== Segment start ==
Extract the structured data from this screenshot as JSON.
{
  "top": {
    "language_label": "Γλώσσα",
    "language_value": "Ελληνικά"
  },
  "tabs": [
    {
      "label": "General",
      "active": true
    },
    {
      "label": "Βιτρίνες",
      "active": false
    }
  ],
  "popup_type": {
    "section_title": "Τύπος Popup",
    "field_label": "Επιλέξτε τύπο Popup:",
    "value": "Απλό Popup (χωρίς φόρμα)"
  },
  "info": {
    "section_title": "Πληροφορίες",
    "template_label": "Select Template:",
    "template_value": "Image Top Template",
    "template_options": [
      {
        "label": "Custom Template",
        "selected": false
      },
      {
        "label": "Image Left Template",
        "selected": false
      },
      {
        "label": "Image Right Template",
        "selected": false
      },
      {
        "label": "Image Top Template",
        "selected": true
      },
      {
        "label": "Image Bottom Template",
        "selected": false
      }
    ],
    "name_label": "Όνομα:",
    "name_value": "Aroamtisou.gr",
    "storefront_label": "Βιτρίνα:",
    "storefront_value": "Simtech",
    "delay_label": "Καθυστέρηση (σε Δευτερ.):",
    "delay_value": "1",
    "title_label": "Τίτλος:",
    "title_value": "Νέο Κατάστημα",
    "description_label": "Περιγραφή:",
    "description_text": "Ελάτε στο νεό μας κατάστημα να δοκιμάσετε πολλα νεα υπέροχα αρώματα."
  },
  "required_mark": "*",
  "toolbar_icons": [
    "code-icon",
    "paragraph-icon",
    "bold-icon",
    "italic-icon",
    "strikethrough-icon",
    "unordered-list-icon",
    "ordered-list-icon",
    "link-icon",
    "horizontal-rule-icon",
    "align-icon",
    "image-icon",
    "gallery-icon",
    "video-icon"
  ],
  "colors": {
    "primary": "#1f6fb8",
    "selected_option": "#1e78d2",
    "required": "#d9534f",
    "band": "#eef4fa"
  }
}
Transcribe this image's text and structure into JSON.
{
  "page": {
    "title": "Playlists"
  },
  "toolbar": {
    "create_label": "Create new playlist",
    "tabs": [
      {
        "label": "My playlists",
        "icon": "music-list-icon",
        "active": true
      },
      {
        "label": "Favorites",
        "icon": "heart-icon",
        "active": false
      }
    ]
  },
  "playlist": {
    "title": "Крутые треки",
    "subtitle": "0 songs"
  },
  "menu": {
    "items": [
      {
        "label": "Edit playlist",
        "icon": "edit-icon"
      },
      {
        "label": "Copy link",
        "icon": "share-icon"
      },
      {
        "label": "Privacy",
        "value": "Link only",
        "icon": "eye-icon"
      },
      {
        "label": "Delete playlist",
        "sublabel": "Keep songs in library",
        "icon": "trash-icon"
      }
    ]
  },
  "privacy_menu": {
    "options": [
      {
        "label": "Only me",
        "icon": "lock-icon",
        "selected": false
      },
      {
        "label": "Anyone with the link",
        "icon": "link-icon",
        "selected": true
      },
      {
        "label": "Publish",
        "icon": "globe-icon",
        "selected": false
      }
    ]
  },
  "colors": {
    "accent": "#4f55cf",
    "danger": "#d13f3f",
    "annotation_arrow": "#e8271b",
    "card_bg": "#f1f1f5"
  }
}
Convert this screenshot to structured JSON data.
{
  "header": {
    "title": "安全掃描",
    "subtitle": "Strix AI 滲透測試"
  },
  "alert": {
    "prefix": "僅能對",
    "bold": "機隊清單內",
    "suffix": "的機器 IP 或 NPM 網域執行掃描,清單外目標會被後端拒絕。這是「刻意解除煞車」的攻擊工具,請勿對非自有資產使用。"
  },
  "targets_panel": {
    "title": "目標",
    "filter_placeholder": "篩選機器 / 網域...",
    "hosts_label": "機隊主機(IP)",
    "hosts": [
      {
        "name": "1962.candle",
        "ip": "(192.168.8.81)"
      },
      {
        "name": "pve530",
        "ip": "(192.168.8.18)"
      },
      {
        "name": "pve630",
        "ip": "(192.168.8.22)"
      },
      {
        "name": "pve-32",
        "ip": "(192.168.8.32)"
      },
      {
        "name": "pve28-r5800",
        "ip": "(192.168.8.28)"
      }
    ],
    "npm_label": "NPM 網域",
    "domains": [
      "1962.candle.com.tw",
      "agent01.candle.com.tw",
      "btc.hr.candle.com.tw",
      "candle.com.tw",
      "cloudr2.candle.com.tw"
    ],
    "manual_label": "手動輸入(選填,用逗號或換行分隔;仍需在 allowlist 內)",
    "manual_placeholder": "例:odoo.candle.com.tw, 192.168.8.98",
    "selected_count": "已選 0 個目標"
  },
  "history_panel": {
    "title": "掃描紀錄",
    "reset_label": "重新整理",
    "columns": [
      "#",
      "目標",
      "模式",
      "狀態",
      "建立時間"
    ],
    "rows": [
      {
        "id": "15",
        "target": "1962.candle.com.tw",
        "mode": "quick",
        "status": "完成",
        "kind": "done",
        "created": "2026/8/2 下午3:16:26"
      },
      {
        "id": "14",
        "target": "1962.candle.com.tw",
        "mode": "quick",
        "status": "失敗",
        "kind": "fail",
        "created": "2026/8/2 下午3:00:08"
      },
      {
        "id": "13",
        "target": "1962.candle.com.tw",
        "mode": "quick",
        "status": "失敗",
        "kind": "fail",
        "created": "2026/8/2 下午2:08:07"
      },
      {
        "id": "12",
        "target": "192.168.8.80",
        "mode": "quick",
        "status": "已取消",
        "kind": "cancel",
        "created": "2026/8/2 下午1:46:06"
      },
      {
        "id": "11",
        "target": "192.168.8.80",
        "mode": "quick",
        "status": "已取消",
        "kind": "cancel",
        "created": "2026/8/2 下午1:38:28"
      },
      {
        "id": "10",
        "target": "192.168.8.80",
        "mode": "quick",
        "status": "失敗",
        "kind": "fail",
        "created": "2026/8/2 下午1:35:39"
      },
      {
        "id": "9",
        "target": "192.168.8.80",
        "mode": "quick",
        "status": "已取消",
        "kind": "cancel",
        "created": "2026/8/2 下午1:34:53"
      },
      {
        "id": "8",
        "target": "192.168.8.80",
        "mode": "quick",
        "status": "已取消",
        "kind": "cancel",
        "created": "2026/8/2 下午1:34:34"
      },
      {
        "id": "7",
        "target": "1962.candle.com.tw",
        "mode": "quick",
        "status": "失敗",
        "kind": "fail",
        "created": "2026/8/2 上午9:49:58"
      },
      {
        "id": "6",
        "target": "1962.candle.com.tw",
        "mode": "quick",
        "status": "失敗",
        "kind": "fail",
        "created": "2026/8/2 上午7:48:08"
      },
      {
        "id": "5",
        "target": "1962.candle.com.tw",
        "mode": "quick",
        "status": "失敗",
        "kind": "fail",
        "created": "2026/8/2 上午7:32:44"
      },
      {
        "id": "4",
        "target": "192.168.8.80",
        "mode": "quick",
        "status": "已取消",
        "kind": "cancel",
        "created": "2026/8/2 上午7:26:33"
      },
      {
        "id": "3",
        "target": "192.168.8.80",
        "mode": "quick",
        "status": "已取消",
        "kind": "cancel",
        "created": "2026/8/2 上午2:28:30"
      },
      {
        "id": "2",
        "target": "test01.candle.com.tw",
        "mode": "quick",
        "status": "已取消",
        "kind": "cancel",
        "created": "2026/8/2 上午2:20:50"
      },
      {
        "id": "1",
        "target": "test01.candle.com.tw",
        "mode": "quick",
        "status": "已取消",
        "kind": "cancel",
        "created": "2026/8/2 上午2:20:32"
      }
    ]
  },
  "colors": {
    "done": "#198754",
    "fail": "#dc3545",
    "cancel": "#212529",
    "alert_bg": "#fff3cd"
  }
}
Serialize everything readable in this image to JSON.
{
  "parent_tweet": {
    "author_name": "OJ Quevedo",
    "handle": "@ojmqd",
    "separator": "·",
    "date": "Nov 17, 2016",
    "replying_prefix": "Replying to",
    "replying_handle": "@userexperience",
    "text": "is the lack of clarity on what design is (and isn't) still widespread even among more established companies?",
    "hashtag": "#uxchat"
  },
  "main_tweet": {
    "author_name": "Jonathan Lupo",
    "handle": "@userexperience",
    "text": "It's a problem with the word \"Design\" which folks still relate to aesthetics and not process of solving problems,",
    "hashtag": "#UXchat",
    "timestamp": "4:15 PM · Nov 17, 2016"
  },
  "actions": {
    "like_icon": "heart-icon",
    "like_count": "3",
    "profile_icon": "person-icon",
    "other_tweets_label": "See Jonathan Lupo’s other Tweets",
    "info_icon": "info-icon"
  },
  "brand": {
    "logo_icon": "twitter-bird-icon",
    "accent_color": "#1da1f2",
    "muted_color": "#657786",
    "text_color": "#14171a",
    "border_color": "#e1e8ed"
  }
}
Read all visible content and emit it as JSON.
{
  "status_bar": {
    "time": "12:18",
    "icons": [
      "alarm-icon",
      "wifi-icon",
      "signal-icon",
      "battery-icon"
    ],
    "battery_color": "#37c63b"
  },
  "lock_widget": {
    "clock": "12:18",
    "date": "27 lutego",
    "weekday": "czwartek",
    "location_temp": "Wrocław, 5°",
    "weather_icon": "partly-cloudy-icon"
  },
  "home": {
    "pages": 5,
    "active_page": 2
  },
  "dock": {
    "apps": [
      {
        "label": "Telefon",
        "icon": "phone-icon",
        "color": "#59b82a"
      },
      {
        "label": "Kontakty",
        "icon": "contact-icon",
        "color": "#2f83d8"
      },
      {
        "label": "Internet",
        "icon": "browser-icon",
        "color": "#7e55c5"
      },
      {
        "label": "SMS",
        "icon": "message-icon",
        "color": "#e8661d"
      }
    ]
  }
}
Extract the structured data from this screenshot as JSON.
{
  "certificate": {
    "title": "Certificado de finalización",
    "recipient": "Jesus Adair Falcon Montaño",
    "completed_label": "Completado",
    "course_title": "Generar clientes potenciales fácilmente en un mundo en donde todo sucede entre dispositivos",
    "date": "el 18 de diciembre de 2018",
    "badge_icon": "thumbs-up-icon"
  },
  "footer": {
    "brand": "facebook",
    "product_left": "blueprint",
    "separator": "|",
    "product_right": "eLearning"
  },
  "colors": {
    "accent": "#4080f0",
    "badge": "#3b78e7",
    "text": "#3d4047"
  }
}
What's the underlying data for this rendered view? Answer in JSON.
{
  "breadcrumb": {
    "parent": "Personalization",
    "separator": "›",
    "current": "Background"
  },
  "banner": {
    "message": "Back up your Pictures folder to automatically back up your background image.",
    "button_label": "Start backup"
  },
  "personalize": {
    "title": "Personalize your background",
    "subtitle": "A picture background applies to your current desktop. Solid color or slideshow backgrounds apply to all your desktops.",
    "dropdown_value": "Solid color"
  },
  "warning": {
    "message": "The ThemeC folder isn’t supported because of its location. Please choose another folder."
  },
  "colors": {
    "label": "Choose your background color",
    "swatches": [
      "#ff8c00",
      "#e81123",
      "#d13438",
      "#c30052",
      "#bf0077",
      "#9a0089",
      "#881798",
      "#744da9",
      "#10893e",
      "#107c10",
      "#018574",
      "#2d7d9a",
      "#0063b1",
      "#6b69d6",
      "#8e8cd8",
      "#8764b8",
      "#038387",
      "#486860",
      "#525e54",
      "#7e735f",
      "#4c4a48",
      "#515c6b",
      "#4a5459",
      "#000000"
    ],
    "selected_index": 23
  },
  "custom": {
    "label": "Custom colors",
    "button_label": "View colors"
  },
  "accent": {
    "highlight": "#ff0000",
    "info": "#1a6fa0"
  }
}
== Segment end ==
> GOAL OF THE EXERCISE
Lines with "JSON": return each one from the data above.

> TASK RESPONSE
Extract the structured data from this screenshot as JSON.
Transcribe this image's text and structure into JSON.
Convert this screenshot to structured JSON data.
Serialize everything readable in this image to JSON.
Read all visible content and emit it as JSON.
Extract the structured data from this screenshot as JSON.
What's the underlying data for this rendered view? Answer in JSON.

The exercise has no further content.